• SOURCE DATA
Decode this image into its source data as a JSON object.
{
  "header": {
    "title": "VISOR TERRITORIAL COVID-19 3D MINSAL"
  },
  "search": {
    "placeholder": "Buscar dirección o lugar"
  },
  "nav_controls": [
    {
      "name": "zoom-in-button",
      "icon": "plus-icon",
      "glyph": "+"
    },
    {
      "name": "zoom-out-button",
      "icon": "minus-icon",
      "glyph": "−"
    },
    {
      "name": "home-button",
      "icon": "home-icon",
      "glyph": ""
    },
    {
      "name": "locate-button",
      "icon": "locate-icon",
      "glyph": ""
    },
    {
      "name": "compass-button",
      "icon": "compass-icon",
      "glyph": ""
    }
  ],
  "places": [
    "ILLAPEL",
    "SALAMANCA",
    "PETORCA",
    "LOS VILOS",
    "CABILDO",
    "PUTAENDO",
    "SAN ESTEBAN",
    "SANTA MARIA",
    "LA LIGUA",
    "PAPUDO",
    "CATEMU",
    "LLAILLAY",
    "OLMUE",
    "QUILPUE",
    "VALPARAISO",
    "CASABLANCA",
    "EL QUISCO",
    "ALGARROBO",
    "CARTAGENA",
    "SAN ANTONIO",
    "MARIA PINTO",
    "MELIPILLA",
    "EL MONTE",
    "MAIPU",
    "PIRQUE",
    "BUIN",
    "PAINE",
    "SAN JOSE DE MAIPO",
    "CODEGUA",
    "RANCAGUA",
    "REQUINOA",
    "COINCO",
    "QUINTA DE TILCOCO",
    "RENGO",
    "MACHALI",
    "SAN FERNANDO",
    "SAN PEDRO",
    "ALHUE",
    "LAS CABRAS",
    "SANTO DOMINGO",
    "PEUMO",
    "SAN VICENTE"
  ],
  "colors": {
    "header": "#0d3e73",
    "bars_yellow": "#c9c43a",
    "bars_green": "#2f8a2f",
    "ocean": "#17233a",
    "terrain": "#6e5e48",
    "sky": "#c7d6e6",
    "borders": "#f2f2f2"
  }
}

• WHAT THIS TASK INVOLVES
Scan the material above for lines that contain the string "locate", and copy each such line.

• PROBLEM SOLUTION
      "name": "locate-button",
      "icon": "locate-icon",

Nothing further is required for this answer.